If dogs could talk, I’m fairly certain they would ask that we stop pulling on their leashes.  But wait, aren’t we the ones being uncomfortably dragged around by our dogs? The answer is – it goes both ways. So let’s look at how to stop humans from pulling on leashes.  Dogs pull us in the direction they want to go, we pull back in an attempt to thwart the pulling, then they pull harder against us.  Dogs naturally pull against whatever pulls against them (an opposition reflex) and so the cycle continues. Fair to say that unless WE stop pulling, we can’t expect our dogs to. So let’s fix some of what’s happening on our end of the leash first.

How to Stop From Pulling on Leashes

If your dog is a puller, he/she is only half the problem.  The human end of the leash matters just as much.  Perhaps you’ll recognize some of these common leash handling habits in yourself:

You have a death grip on the leash handle and the leash is wrapped tightly around your hand. You shouldn’t have to white-knuckle it or suffer from shoulder dislocation on a walk.

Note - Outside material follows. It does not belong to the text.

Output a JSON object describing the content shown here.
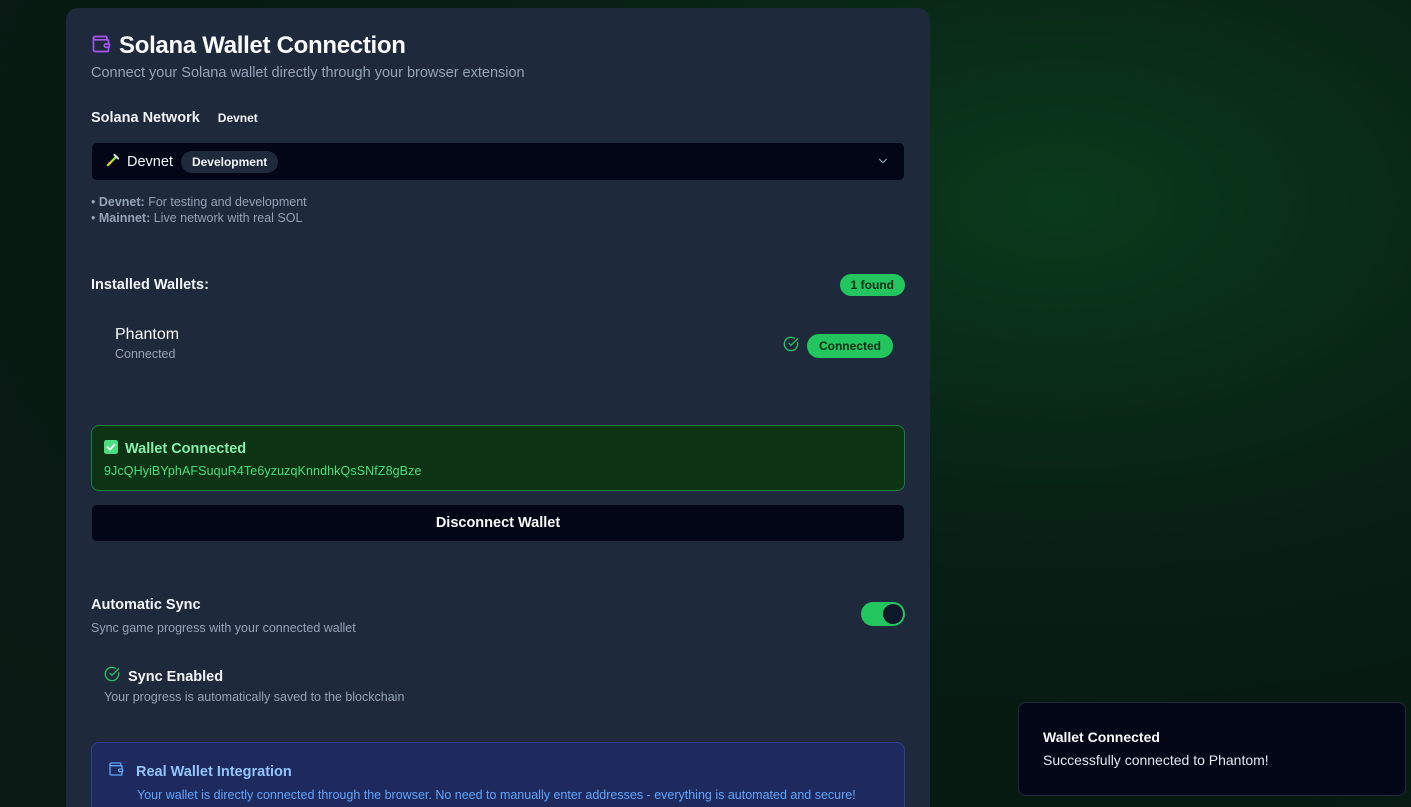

How you hold the leash truly matters. Start by holding the leash handle of a 6-foot leash in the hand closest to your dog. Your thumb should act as a stopper so the handle does not go up your wrist. Then shorten the leash by pinching off one large loop between your thumb and forefinger.  Leave just enough slack in the leash to form a “J” between you and your dog.  Lay the leash (just past the pinch point) over top of your forefinger, between it and your middle finger. This will allow you to comfortably maintain the desired leash length, yet firmly grip your hand around the leash when needed.

Photo by It’s Your Dog, LLC

Photo by It’s Your Dog, LLC

Photo by It’s Your Dog, LLC

Your leash arm is extended upward like the Statue of Liberty.  I encourage my students to hold the leash with the hand closest to the dog while keeping their other hand free to give hand signals and treat rewards.  Find a comfortable position for your leash arm close to your body – either straight down by your side or bent at the elbow and crossed over your belly.  The key is to alleviate pulling against your dog or giving him more leash by maintaining the same general arm position throughout the walk.  Have a friend pull against a leash your holding so you can get a feel for the new mechanics.  This does not require muscle strength, but rather muscle memory built through repetition. I can hold a lot more dog so long as I don’t break at the waist or allow my arm to be pulled away from my torso. You’ll find too that once you give up your center of gravity, you lose a huge physical advantage.

Photo by Serena Repice Lentini on Unsplash

Your leash is fully extended as you dutifully follow behind your dog like a water skier behind a boat.  The simple act of moving forward is reinforcing to your dogs. And, behavior that is reinforced, increases. This is one of my (many) concerns with retractable leashes – they are designed to reinforce a pulling dog by giving him more leash.

If this scenario sounds familiar to you, there are two forces driving the vicious cycle – a fully engaged opposition reflex and a consistent stream of inadvertent reinforcement for your dog.  If your dog is pulling, stop moving forward.  Keep your leash arm close to your body, your legs shoulder-width apart, bend your knees and don’t break at the waist.  When your dog moves in such a way that the leash becomes slack, you are ready to continue walking.

You inadvertently give the dog more and more leash as you move forward.  The amount of leash you start with is the amount of leash you want to maintain throughout the walk. Otherwise, you end up with too much slack and fall into the old habit of pulling against your dog to adjust.  If you hold the leash and practice the arm mechanics described above, you’ll alleviate this problem.

How to Help Your Dog Not Pull on Leash

Incorporating these relatively easy changes will improve your leash handling and provide you and your dog with the physical relief you both deserve on walks. To put new habits in place, keep the focus on your end of the leash and be patient with yourself.  It’s surprisingly easy to fall back into old familiar ways.  Always practice  in familiar, low distraction environments (like your driveway or fenced yard) before heading out to more novel, challenging locations. Send me a comment so I know how it’s going!

Stay tuned!  Next, we will focus on how to turn distractions you encounter on walks into potent rewards.